We can use this phrase when we are talking about something that will likely change in the future.
For example, "The crisis in Fukushima seems to be under control for the time being, but who knows what will happen if there is another big earthquake or tsunami."
That's all for the time being.
Have a nice day!
Off the cuff
Have you ever been in a meeting of lesson when someone was totally unprepared and their answers were not particularly well thought out?
These kinds of answers are "off the cuff".
Do you do it too?
Enjoy your day.
Pulling my leg
Being stood up
Have you ever waited for someone at a cafe or restaurant only to have them call you to say they can't make it?
This is called "being stood up".
Strangely enough, being called a "stand-up guy" means you are reliable.
After all, English is a strange language.
Enjoy your day.
Recently there have been many exciting developments in our schools. As a result, we have been a bit "snowed under" with additional tasks and took a one month break from one point lessons.
We can use "snowed under" when we are overwhelmed by work....
Take care that you don't get snowed under too!
What's in it for me?
This is a useful phrase to use when someone asks you to do a favour and you want to know how you will benefit from helping them.
For example, your boss asks you to work back late and help cover the late shift. You are not really sure you want to do it so you want to see what they will offer to do in return.
Boss: Could you do me a favour and do the late shift tonight as we are short staffed?
You: I worked every evening last week. What's in it for me?
This way you can let your boss know they are in your debt.
Do the math
Do the math is another way to say "think about it"...
For example: You and your friends want to go out for the evening but you only have one car and there are 9 of you.
Your friend says: Why don't we go in your car?
You say: I only have a Corolla and there are nine of us, we'd better call a taxi. You do the math.
Next time, try it out....
Bear with me
"Bear with me" is a phrase that we can use to ask someone to give us time, i.e. "be patient".
For example: "Bear with me for a moment while I check my calendar, please."
Try and use it next time you want to say "Please wait"
"Big deal" can be used to talk about something which had been exaggerated or that we don't think is so important.
For example: Your friend tells you they just got a new phone, but you are not really impressed. You reply, "Big deal, it's just a phone...."
Or, your friend surprises you for your birthday with a huge cake and party with 50 friends. They made a "big deal" of your birthday. (You think they did too much for this event.)

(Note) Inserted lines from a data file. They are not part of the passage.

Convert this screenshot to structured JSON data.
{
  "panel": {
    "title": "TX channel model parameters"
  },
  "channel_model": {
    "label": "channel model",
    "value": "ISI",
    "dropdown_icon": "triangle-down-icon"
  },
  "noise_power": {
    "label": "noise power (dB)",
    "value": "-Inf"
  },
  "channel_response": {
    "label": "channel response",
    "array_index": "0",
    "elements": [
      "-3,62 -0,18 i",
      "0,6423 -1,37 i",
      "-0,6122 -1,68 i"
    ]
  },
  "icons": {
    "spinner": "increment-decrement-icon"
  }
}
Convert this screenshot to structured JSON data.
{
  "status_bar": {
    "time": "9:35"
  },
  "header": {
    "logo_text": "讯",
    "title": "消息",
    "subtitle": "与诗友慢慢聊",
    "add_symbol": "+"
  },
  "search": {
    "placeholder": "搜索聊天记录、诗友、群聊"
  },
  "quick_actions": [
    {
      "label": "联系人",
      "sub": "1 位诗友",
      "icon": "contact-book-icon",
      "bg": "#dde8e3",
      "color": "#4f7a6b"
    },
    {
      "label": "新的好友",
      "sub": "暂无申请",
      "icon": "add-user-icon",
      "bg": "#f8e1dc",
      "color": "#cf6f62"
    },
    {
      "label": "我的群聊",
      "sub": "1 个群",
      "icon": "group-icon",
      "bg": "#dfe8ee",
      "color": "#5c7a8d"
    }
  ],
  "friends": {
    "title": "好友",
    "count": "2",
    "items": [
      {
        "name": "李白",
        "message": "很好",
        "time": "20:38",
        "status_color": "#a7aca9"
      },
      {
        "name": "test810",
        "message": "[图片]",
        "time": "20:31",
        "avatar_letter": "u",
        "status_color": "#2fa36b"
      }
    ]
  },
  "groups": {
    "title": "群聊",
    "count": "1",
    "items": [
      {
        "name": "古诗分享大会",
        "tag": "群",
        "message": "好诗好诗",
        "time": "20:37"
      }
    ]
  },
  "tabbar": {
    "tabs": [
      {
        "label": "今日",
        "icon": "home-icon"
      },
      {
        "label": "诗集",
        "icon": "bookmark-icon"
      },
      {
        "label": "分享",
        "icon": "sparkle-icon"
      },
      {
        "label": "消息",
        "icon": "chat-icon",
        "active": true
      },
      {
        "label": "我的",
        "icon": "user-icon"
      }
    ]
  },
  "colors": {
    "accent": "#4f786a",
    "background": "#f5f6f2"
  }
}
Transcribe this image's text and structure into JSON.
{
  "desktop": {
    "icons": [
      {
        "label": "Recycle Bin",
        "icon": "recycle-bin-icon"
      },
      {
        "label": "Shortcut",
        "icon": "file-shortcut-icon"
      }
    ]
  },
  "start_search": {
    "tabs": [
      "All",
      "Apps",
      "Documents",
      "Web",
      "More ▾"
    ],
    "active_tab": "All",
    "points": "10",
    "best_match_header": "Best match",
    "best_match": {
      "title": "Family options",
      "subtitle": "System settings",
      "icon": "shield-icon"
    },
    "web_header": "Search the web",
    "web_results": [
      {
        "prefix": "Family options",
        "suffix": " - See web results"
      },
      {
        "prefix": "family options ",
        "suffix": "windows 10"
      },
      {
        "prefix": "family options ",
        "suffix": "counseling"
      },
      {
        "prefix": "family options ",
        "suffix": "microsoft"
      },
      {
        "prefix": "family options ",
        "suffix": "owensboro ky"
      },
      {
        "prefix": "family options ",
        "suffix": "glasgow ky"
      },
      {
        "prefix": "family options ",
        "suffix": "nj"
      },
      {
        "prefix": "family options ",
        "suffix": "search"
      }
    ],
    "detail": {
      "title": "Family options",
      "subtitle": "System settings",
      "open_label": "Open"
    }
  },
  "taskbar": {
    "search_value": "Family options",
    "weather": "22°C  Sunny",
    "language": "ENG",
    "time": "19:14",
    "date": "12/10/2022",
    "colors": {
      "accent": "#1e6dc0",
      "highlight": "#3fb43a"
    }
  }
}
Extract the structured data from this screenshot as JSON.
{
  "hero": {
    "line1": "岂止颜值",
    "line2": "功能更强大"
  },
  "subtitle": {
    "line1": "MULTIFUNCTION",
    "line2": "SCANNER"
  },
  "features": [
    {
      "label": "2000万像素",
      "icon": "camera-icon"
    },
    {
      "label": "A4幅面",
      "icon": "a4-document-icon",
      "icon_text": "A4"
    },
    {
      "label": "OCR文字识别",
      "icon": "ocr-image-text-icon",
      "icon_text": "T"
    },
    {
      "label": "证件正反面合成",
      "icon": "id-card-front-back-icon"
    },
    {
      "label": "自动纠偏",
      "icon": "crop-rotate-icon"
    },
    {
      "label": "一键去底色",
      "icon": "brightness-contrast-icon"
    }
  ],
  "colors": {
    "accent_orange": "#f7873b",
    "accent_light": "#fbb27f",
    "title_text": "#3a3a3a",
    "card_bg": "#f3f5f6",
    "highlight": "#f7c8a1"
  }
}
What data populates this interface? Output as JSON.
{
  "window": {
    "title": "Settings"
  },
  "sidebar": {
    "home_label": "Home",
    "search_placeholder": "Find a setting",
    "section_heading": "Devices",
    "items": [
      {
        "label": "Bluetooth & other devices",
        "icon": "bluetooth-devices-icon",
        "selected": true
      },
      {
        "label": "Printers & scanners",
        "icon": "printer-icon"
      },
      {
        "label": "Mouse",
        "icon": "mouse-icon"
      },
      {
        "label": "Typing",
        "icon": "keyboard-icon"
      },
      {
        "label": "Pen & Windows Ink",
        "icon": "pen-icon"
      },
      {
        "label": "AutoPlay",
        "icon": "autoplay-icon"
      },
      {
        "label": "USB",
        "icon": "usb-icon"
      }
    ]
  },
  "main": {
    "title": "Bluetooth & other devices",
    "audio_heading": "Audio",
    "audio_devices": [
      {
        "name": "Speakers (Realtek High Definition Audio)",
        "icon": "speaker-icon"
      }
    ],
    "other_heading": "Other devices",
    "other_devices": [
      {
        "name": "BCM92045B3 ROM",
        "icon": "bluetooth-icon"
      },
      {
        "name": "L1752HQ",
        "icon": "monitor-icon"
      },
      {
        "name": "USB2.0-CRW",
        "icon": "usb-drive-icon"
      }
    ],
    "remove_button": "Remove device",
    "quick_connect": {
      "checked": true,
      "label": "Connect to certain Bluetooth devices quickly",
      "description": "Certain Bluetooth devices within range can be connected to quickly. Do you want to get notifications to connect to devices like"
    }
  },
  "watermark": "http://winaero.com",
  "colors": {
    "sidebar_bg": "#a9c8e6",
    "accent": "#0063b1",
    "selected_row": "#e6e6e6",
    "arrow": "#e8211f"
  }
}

This means: As soon as possible. This is pronounced either as A-S-A-P or A-SAP.
We can use it like this.
"Can you send me your monthly fees ASAP?"